By Isabel Argimón, María Rodríguez-Moreno
In recent decades, we have witnessed the expansion of complex institutions, which are organised in different legal entities and conduct different business in different locations. The diversification benefits that may arise because of the different sources of income and of the lack of synchronization have to be balanced against the agency frictions. We study the relationship between risk and complexity in banking groups in three dimensions: organizational, geographic and business and investigate the role of the effective control of parent banks over their affiliates. We document that greater complexity in the organizational and business domain gives rise to higher risk, while greater geographic complexity generates lower risk. We also find that when there is no effective control – no matter type – gives rise to higher risk.

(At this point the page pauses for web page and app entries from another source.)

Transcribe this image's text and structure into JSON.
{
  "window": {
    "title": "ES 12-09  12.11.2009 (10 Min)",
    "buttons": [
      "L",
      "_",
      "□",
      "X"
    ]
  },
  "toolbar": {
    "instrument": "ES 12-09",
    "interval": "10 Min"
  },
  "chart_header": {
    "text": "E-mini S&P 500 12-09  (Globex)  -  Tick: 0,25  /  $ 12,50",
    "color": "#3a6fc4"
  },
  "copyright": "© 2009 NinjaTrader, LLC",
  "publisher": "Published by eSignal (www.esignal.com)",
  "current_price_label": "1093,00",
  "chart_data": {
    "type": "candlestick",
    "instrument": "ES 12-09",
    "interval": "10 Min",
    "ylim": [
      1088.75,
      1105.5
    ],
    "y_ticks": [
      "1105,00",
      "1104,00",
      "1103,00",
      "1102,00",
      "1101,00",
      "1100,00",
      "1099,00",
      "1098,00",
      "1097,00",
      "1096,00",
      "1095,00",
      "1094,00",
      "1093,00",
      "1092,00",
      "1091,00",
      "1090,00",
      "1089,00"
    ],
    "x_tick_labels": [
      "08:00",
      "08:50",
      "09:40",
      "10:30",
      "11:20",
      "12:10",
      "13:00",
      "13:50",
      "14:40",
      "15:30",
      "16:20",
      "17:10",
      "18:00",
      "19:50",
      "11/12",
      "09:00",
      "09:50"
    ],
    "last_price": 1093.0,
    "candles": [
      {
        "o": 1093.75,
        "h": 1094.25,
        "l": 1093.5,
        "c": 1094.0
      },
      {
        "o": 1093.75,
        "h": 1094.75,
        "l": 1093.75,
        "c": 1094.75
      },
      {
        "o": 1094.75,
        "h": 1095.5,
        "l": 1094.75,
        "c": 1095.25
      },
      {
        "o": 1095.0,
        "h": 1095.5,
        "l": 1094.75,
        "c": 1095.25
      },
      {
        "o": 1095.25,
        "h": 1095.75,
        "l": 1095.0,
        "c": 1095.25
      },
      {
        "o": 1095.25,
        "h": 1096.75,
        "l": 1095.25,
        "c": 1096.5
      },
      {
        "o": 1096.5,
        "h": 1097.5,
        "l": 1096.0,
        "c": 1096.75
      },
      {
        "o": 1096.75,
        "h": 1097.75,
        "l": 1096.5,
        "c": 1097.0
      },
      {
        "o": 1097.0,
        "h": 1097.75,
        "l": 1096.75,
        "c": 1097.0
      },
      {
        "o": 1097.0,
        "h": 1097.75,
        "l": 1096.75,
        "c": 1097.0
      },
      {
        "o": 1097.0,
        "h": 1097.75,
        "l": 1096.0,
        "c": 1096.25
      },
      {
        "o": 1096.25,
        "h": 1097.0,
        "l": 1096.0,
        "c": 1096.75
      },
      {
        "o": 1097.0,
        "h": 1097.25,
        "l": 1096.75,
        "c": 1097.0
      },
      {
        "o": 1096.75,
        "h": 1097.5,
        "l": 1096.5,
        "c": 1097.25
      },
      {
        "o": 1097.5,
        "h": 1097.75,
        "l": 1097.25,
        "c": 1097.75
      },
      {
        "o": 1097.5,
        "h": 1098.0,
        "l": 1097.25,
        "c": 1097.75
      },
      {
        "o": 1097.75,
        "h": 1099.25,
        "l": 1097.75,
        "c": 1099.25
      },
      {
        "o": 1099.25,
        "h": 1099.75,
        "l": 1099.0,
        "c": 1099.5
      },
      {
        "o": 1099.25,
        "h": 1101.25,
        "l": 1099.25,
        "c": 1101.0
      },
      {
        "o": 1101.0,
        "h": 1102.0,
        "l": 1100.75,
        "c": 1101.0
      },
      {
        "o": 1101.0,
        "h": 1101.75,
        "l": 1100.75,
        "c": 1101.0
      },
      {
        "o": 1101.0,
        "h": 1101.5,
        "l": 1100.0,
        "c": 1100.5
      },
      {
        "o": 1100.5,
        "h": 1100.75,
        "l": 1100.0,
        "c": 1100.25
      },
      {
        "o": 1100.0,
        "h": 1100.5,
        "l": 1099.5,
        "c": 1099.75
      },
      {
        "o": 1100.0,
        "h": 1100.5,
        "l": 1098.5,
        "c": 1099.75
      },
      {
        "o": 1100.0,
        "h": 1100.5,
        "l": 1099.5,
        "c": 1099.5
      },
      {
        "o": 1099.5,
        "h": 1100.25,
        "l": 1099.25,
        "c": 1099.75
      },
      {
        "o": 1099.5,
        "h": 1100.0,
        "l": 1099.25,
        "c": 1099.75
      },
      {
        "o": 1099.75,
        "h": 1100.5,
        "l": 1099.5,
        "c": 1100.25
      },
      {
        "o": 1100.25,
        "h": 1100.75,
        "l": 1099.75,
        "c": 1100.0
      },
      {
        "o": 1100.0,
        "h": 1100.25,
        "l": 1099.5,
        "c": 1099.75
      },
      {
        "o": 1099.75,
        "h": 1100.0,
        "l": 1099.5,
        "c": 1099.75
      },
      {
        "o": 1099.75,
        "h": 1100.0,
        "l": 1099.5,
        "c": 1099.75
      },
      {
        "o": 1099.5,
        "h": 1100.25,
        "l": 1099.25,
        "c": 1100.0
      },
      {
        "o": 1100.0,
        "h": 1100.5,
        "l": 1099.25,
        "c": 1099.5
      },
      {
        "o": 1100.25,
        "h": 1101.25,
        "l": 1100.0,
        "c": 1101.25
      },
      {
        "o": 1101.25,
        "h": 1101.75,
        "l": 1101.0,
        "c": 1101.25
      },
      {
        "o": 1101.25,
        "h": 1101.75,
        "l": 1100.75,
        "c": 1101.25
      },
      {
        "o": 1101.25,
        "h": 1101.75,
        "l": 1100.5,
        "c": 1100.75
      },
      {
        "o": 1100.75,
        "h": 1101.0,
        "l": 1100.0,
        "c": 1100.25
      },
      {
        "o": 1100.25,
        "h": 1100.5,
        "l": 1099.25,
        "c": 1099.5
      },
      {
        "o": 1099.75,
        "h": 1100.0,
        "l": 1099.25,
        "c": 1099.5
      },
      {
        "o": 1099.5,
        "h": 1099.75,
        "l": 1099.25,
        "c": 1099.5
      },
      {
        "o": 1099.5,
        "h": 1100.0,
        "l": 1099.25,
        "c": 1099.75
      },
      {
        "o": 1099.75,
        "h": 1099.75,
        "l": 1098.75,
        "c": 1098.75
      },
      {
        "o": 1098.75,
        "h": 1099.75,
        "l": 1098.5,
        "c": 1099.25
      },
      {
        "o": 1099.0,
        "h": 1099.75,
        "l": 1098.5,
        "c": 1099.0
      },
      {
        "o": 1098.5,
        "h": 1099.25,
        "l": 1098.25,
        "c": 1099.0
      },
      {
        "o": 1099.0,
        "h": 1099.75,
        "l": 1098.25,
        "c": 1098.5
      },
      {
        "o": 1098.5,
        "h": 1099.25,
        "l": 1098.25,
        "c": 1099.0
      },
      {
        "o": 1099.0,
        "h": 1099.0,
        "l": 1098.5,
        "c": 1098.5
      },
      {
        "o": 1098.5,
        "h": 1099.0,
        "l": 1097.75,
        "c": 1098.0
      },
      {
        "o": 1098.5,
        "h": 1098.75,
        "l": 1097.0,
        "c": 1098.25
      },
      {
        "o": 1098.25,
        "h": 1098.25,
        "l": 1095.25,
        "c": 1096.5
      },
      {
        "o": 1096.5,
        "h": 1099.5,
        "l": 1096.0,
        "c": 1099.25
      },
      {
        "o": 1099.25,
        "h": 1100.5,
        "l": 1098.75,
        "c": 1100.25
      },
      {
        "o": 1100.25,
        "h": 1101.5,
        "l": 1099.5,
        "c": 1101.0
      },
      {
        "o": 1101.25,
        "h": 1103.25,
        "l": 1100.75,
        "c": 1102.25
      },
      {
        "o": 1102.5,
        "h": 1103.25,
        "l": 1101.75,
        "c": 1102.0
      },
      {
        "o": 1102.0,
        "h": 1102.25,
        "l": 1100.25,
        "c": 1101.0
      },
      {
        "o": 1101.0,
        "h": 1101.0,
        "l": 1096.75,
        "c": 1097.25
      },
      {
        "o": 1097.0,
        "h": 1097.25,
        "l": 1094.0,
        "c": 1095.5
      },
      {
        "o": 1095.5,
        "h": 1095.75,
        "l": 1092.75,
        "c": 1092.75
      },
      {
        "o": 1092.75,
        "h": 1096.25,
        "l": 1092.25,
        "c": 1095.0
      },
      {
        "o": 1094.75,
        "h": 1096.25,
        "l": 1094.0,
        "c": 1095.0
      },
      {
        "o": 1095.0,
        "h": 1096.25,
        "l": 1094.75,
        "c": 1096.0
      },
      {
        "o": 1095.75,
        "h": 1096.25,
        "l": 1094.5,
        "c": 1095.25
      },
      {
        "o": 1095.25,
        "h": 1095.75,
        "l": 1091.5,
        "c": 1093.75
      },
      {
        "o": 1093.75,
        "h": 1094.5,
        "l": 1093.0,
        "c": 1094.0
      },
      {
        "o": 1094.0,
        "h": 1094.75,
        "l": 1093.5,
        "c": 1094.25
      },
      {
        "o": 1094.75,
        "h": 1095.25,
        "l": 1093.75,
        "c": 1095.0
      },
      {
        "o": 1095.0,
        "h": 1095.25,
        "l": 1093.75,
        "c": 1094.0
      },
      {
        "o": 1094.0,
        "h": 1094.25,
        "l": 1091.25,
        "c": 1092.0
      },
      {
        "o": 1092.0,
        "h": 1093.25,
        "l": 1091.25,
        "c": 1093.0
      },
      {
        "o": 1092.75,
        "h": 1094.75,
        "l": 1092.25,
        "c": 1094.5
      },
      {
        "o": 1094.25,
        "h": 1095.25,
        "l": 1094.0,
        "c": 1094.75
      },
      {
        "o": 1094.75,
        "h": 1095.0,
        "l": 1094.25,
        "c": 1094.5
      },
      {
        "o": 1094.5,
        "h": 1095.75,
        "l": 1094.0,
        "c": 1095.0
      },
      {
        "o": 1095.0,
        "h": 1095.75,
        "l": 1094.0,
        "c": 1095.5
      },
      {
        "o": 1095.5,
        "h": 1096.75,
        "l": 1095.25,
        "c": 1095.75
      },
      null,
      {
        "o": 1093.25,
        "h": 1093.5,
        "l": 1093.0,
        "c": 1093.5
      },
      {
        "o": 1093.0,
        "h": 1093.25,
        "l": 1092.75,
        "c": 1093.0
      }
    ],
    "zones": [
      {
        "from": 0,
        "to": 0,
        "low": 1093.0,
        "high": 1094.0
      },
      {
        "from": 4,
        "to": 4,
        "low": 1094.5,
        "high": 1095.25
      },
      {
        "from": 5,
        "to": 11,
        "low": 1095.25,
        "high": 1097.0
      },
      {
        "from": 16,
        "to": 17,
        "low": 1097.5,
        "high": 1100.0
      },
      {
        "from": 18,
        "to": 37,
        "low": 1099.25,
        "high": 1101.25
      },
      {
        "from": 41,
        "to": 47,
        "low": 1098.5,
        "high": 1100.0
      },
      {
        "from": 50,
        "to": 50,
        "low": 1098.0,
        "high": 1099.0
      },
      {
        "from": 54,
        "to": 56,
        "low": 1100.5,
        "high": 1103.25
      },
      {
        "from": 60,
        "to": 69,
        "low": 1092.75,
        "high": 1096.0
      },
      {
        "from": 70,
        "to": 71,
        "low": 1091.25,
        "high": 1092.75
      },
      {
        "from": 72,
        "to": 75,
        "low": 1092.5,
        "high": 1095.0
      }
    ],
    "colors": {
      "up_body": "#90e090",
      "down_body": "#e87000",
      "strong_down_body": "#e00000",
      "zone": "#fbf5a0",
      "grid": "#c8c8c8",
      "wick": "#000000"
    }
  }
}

Additionally, when there is no transfer of control in a merger, the resulting increased complexity does not generate a change in risk.